This is where affordability comes in. Let insurance companies customize plans, so that people can buy just what they want (catastrophic coverage, for example) and exclude what they don’t (TMJ). End the ridiculous “discounted rate” on the billing - doctors have artificially raised their rates because they know that, for the most part, their patients’ insurance will only pay a portion of it. The price should be the same for someone paying out-of-pocket as it is for the insurance companies. (Back to auto insurance, does Ford offer Allstate a discount? Yeah right.)
What happens with this is the regular free-market benefits. First, the availability of health care goes up, because the people who opted out of “hypochondriac” coverage will not take up a doctor’s time for every sneeze and sniffle. Second, there is an incentive for providers to get into the business, as the playing field is more level and less laden with red tape. Third, people will be so happy that we’ll never have to hear about this ridiculous socialized health care mess ever again! (Well, okay, maybe that last one is a stretch.)

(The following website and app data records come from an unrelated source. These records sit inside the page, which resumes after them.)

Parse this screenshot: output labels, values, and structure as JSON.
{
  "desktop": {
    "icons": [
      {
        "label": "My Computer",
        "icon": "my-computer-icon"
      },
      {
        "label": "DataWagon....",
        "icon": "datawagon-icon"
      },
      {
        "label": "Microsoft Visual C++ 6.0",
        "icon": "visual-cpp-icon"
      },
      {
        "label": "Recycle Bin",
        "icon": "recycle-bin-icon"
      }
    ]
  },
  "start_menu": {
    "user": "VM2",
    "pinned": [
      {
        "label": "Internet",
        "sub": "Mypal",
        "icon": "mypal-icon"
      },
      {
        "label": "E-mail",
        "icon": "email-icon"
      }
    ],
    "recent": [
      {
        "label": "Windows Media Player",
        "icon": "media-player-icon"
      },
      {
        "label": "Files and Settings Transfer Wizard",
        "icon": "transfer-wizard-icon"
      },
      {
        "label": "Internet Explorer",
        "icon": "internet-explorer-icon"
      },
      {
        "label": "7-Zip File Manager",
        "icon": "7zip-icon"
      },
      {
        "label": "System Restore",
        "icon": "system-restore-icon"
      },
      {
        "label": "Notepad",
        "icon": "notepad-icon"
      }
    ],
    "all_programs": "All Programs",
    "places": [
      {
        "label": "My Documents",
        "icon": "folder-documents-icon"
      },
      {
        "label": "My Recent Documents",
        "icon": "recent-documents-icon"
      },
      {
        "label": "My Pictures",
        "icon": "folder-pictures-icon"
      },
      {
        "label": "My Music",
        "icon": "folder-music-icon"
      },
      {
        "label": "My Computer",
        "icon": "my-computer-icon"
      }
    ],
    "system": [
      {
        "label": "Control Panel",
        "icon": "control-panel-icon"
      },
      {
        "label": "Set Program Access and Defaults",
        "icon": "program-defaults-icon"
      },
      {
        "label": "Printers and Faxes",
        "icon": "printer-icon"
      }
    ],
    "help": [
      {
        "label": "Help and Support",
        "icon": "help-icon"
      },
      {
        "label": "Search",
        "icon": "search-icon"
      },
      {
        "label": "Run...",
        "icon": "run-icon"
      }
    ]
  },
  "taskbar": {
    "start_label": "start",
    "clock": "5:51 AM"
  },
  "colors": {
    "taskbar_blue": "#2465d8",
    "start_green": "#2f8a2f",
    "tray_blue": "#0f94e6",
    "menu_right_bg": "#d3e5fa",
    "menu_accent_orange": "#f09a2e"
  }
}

Now, let’s look at C4C health care. You’ll have politicians and government paper-pushers determining what’s covered and what isn’t, with their decisions holding the force of law. The thresholds will be hard - the qualifying line is drawn in the cement as it hardens. It will cost 10 times what “they” estimate - at least. Wait times will be through the roof, as anyone who qualifies for something will get in line for it, whether they need it or not. Over five or ten years, there will be a shortage of providers, because doctors will decide that law is a much more lucrative field. And, one of the founding principles of our nation will have been sacrificed on the altar of good intentions.
I know which one I’d prefer.